[Component data from apps and pages]
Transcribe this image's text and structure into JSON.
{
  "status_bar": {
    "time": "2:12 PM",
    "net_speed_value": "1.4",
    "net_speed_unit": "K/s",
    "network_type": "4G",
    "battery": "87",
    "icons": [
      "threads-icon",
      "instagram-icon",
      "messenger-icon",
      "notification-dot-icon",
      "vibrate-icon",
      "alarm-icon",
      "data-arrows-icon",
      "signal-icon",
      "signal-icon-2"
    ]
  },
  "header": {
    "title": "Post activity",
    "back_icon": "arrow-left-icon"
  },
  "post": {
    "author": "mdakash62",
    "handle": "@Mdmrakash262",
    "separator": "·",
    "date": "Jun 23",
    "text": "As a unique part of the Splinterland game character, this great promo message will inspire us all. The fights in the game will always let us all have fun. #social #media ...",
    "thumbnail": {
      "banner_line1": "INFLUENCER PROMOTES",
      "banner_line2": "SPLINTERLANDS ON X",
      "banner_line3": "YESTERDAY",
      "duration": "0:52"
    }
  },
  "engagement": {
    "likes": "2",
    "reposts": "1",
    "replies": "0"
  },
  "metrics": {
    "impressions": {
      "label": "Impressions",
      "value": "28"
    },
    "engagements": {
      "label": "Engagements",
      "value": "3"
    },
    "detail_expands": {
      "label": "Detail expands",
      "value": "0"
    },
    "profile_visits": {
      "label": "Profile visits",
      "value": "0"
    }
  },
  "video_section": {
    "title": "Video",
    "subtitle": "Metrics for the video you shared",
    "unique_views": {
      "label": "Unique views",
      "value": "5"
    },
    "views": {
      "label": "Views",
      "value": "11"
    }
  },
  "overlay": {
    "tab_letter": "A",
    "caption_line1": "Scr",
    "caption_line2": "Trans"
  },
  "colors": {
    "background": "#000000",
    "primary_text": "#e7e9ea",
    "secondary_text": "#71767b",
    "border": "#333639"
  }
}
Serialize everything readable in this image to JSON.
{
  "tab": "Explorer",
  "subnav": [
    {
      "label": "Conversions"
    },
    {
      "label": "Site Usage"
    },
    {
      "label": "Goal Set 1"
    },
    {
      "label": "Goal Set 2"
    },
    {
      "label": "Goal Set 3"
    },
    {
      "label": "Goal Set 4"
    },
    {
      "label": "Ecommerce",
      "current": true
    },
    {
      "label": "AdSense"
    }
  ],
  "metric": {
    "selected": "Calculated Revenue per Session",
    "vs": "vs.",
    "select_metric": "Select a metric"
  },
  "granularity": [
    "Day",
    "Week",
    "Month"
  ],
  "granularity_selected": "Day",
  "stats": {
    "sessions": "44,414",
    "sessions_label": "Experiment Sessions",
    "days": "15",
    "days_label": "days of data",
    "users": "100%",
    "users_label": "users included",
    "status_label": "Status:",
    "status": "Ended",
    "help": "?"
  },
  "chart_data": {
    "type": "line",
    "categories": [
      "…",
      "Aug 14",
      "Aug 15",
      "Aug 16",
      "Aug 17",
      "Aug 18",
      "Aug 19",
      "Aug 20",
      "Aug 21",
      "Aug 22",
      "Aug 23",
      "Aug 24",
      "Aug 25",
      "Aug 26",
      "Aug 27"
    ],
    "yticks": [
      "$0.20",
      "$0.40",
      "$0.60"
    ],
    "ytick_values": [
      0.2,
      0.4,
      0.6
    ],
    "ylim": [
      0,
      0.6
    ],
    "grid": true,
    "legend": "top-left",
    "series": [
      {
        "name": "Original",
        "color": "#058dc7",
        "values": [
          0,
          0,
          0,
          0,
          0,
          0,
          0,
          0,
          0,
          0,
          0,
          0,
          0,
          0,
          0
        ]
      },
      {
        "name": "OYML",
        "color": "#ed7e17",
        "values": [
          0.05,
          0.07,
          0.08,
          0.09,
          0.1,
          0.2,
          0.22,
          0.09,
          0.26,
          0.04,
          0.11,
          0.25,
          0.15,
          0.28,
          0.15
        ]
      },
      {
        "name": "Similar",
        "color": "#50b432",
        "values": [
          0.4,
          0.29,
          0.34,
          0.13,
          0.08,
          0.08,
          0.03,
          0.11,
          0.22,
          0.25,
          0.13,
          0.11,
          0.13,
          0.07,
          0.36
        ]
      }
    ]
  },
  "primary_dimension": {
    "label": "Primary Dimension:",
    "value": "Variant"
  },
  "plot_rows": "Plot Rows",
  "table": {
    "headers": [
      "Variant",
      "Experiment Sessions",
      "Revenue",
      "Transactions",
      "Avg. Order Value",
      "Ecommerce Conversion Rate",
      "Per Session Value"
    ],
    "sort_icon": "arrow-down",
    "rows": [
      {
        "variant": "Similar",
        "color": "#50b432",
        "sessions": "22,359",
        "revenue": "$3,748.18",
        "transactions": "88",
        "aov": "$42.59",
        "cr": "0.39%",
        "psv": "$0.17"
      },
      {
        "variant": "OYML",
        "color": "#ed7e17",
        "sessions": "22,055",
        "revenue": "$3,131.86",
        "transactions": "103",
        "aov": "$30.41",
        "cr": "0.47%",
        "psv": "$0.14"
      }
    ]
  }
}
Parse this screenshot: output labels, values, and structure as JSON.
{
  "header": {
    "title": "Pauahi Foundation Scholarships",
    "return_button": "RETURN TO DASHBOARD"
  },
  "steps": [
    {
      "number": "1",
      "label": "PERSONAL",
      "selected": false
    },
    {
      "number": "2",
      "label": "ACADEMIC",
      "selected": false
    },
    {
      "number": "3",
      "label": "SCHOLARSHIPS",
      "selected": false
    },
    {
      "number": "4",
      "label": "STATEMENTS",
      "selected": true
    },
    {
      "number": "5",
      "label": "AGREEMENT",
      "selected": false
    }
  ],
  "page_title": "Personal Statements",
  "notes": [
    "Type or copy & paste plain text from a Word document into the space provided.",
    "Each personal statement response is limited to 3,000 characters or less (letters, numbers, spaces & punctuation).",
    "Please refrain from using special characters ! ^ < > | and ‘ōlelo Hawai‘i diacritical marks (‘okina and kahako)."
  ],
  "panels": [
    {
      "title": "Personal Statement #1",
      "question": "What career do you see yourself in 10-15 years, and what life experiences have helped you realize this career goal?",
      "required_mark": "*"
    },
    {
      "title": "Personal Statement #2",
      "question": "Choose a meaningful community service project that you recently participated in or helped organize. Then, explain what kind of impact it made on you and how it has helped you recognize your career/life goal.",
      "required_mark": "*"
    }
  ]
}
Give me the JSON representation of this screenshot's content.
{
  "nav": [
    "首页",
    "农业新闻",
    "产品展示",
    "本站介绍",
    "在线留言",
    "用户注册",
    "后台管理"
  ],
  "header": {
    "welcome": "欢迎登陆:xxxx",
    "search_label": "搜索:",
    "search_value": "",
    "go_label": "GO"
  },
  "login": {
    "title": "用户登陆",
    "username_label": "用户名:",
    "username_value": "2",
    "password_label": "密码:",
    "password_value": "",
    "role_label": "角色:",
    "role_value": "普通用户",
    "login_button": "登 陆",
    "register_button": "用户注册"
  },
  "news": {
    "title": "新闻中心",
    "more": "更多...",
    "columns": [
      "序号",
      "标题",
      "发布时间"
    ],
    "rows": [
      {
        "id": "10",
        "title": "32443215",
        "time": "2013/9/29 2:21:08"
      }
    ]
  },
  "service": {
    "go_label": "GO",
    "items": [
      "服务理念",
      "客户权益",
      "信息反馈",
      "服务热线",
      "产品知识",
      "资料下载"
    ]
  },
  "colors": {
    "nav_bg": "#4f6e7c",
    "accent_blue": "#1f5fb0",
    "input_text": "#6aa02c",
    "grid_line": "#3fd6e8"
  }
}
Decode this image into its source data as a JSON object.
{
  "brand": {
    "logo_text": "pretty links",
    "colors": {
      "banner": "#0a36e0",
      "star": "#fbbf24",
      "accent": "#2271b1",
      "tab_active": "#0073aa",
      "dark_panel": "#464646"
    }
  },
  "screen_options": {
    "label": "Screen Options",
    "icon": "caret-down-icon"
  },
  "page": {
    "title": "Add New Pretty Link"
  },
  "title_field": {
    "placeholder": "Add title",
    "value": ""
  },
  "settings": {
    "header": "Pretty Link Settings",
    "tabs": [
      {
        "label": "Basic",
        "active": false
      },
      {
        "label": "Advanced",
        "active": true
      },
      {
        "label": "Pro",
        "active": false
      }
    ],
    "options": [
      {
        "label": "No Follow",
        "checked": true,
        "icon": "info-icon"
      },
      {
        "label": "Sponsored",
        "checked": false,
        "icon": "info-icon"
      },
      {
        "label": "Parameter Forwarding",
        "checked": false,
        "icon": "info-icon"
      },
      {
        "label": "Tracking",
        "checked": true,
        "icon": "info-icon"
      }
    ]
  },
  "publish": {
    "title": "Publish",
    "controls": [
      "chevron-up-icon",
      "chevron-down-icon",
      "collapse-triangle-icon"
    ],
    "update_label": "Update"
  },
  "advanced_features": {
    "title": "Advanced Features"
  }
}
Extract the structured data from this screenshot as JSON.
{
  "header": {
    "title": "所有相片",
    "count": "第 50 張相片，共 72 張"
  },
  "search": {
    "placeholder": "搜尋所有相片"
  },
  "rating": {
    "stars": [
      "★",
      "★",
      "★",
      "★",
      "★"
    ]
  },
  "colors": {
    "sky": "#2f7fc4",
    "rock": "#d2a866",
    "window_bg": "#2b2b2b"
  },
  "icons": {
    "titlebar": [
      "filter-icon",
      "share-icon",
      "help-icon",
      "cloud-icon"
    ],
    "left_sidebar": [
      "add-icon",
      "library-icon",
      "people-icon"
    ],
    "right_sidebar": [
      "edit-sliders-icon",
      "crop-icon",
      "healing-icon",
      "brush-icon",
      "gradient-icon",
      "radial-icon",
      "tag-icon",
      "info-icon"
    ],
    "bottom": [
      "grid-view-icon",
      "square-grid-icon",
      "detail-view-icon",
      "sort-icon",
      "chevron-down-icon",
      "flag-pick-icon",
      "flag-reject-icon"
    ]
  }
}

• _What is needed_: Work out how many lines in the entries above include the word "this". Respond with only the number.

• _Solution_: 8